§ WORK TO BE COMPLETED
Copy each line of the data below with the word "files".
[[ RECORDS, beginning ]]
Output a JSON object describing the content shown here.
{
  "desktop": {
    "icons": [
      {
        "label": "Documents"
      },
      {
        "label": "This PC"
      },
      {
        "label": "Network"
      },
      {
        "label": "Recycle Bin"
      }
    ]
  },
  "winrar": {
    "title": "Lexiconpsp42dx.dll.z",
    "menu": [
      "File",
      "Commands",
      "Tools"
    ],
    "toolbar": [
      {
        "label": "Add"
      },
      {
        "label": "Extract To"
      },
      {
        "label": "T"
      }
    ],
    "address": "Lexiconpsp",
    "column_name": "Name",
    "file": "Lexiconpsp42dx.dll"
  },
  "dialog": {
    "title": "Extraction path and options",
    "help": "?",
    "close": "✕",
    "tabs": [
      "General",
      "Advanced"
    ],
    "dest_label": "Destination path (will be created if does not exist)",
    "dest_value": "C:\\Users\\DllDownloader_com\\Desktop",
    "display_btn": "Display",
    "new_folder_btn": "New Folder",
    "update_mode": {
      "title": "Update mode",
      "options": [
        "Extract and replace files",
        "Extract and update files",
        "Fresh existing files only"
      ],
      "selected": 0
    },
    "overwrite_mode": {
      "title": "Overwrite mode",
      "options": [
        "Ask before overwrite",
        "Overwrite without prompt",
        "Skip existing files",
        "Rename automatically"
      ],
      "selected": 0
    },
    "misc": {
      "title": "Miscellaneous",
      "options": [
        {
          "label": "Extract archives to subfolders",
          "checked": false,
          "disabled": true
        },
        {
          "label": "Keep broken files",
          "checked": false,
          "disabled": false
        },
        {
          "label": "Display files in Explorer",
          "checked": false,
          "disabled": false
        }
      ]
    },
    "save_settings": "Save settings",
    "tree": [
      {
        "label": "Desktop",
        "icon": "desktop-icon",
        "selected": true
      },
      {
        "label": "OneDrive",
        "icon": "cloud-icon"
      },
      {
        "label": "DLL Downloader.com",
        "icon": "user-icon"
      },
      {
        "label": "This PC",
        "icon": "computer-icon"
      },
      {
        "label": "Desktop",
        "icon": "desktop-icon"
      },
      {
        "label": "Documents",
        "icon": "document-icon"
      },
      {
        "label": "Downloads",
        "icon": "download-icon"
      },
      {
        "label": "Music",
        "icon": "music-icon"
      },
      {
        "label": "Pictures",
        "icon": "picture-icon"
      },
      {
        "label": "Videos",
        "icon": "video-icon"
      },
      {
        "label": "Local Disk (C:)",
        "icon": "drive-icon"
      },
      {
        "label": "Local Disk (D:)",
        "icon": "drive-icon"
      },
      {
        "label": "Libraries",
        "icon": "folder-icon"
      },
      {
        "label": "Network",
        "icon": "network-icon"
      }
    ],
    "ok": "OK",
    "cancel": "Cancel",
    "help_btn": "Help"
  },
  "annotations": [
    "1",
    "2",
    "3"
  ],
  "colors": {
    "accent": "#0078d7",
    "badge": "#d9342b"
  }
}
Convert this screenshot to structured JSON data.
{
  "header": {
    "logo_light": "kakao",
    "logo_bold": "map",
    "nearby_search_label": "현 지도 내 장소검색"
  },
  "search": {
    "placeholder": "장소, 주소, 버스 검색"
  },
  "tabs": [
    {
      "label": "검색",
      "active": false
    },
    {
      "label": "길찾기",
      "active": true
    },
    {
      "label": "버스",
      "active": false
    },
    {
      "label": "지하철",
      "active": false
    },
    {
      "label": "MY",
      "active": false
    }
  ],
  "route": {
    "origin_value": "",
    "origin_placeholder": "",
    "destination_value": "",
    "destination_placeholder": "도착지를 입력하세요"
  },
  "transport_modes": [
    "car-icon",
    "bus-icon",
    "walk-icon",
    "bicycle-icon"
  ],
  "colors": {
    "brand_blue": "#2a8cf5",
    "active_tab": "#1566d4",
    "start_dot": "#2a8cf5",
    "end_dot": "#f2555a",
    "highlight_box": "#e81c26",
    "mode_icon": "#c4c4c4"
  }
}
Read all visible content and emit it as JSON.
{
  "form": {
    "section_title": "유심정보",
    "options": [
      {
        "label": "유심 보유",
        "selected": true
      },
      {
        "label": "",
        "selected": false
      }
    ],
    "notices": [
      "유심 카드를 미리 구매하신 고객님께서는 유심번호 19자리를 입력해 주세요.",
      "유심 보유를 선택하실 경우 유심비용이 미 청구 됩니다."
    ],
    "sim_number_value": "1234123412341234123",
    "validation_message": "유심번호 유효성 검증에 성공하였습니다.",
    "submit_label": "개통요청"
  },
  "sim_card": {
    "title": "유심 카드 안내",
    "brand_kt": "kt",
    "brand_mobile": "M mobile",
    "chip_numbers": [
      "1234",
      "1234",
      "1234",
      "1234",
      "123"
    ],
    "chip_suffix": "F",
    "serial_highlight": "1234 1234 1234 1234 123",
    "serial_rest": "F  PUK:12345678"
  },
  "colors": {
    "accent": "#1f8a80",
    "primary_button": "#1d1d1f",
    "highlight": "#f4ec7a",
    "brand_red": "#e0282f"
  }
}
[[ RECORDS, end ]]
§ RESPONSE TO THE EXERCISE
        "Extract and replace files",
        "Extract and update files",
        "Fresh existing files only"
        "Skip existing files",
          "label": "Keep broken files",
          "label": "Display files in Explorer",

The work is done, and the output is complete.